Over the past five decades, obesity rates worldwide have nearly tripled, posing a significant public health crisis globally. The direct consequences of obesity include a multitude of potentially severe health complications such as diabetes, heart disease, and cancer, among others. Obesity occurs when there is an excessive accumulation of fat in the body, typically stored in adipose tissue. While adipose tissue serves essential mechanical and metabolic functions like cushioning organs and releasing cellular signaling molecules, individuals with obesity may experience decreased fat-burning capacity, making weight loss more challenging. Despite the prevalence of this metabolic anomaly, the exact origins of impaired mitochondrial function in obesity remain elusive, prompting further investigation.
The Role of RalA in Mitochondria Fragmentation and Energy Expenditure
Not only did the research team establish a connection between a high-fat diet and mitochondria fragmentation in fat cells, leading to less efficient fat burning, but they also identified a key molecule involved in this process – RalA. RalA is a versatile molecule, and one of its functions includes breaking down malfunctioning mitochondria. However, the study suggests that if RalA becomes overactive, it may disrupt the normal functioning of mitochondria, resulting in a metabolic cascade. In essence, chronic activation of RalA appears to suppress energy expenditure in obese adipose tissue. By understanding this mechanism, researchers hope to develop targeted therapies that enhance fat burning and address weight gain along with associated metabolic dysfunctions.
To demonstrate the role of RalA, the researchers deleted the associated gene in some mice and exposed them to an identical high-fat diet. These mice without the RalA gene did not experience the diet-induced weight gain observed in the control group mice. It is essential to note that this study was conducted on mice, and further research is necessary to determine the applicability of these findings to humans. However, the similarity between certain RaIA-influenced proteins in mice and human proteins associated with obesity and insulin resistance highlights the relevance of the research to human health. The discovery of the link between obesity and mitochondria fragmentation, mediated by RalA, offers potential avenues for the development of innovative therapies to combat or prevent obesity through targeted interventions in the RalA pathway.
The groundbreaking study’s findings elucidate the relationship between obesity and impaired mitochondrial function, specifically mitochondria fragmentation. Understanding the impact of obesity on mitochondria and identifying the role of genes like RalA in this process brings researchers closer to developing effective treatments for weight gain and related metabolic dysfunctions.

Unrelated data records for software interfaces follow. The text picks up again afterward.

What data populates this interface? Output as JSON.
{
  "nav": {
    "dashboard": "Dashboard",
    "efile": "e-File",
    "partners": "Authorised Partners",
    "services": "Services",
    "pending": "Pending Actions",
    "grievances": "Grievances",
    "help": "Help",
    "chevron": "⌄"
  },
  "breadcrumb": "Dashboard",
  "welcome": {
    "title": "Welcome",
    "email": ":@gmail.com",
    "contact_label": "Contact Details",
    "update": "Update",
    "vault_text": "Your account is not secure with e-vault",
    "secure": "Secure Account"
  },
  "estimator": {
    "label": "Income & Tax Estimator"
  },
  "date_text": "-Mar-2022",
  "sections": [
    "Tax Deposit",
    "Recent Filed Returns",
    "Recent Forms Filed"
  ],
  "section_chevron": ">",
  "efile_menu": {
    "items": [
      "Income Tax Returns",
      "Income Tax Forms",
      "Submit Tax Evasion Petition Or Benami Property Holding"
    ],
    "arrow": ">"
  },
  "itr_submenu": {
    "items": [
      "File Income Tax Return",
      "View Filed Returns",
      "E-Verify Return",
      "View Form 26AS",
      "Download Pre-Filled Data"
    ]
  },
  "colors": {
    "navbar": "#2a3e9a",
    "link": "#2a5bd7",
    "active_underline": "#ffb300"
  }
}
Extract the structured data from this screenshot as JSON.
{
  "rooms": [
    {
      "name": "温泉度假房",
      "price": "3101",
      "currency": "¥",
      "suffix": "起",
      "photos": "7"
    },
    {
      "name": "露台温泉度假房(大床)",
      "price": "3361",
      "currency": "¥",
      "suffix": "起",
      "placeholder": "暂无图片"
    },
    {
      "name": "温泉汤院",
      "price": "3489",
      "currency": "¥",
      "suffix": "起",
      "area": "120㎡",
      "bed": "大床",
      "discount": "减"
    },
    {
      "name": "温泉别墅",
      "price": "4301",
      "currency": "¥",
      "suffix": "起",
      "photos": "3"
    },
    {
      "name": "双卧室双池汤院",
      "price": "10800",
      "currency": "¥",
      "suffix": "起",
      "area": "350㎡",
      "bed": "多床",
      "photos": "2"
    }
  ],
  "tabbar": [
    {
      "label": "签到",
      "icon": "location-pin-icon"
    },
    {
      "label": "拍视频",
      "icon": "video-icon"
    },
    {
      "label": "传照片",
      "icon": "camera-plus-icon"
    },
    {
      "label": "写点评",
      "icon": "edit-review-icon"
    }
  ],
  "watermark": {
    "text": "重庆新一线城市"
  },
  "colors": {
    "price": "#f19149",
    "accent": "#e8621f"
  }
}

As the global obesity crisis continues to escalate, studies such as this provide crucial insights into the underlying mechanisms that contribute to obesity and its associated health complications. The future holds promise for innovative and targeted therapies that can alleviate the burden of obesity and improve overall health outcomes.